Farrell angered after Castillo fails to run out grounder

The Red Sox signed Cuban outfielder Rusney Castillo to a seven-year, $72.5 million contract bn August 2014. Over parts of three seasons, the 29-year-old has a .679 OPS across 337 plate appearances in the majors and spent the vast majority of the 2016 season at Triple-A Pawtucket.

Castillo had a chance to start things off on the right foot in 2017, but that ship has already sailed. On Thursday against Northeastern at JetBlue Park, Castillo didn’t run out a routine ground ball. He claims he lost track of the outs. Manager John Farrell isn’t happy about the situation. Via Evan Drellich of the Boston Herald:

“Disappointing for a couple of reasons,” Sox manager John Farrell said. “One, he has lost the number of outs. Still, regardless of another of outs, getting down the line is controllable. And for a player in his situation, every little aspect of the game is important. That’s something that was addressed in the moment. He needs to execute the game situation. And for that matter, every player. But that one obviously stood out.”
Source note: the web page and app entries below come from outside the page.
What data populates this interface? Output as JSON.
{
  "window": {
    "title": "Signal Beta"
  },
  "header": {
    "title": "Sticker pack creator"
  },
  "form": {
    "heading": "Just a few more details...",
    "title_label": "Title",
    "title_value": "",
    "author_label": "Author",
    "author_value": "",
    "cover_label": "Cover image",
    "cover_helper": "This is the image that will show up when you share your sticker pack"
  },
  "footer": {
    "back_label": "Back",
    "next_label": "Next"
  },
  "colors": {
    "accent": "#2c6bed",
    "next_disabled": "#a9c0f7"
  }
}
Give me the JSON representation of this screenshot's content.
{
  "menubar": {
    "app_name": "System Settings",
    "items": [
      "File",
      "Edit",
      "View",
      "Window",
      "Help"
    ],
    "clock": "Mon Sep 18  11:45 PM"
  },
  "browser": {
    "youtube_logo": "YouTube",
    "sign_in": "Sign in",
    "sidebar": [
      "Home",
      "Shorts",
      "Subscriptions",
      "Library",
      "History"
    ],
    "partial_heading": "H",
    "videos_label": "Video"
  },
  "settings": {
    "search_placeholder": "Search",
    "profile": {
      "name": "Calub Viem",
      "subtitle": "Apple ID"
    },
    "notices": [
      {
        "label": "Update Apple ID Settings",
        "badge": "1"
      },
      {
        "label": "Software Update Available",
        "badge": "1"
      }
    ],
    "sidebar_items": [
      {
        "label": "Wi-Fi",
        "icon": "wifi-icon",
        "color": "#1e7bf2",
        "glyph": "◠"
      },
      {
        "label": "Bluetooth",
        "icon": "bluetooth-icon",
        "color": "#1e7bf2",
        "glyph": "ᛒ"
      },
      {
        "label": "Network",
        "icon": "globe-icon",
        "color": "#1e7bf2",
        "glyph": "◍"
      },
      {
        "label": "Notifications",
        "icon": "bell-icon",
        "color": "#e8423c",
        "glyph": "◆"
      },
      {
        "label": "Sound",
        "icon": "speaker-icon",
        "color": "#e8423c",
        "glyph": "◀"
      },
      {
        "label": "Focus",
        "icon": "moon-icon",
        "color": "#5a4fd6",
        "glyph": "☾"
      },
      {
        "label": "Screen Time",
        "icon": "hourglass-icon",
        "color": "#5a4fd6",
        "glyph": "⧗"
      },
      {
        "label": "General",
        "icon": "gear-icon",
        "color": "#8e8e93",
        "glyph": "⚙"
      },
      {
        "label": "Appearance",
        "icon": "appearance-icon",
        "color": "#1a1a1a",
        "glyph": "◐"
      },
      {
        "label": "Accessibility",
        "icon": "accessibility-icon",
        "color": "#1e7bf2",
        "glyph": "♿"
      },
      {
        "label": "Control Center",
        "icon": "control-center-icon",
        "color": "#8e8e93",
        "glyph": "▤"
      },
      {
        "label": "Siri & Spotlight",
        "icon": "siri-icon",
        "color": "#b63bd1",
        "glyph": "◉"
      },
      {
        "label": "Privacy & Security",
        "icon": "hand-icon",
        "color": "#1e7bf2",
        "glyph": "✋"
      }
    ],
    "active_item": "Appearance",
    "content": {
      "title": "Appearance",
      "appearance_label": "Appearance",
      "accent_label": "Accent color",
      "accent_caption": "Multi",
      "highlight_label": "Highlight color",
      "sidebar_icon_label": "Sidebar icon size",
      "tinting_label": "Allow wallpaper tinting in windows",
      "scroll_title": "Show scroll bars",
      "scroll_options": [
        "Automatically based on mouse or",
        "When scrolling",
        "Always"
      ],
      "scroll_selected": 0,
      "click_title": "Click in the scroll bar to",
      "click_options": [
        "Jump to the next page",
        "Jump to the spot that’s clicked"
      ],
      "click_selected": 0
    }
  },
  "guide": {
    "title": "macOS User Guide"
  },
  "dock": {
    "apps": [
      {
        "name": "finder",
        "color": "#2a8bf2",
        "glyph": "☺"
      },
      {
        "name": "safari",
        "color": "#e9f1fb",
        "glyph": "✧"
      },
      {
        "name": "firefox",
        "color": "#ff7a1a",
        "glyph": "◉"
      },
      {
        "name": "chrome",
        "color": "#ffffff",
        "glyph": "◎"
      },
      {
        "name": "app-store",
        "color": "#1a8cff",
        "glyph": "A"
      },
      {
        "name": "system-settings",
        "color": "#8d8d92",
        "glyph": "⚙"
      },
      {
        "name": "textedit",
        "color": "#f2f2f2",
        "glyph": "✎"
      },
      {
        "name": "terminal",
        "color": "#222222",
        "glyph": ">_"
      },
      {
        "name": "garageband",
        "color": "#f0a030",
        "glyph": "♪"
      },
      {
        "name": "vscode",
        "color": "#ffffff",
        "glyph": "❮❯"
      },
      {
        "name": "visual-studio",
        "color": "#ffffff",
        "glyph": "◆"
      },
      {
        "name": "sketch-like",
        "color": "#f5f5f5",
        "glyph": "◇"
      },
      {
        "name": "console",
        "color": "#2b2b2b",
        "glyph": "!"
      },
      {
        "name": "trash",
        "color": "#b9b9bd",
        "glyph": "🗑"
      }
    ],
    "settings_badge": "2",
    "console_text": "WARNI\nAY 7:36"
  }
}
Everyone always makes far too big a deal about running out grounders. It’s a real nit to pick when it’s February 23 and your team just finished playing an exhibition game that is even more meaningless than the other exhibition games that will be played in the coming month.

That being said, Castillo has to prove himself to merit inclusion on the 25-man roster and that means dotting all his i’s and crossing all his t’s. Even if he went hitless all spring, Castillo could have at least said he couldn’t have done anything else better. But on day one, he already gave his team a reason to count him out.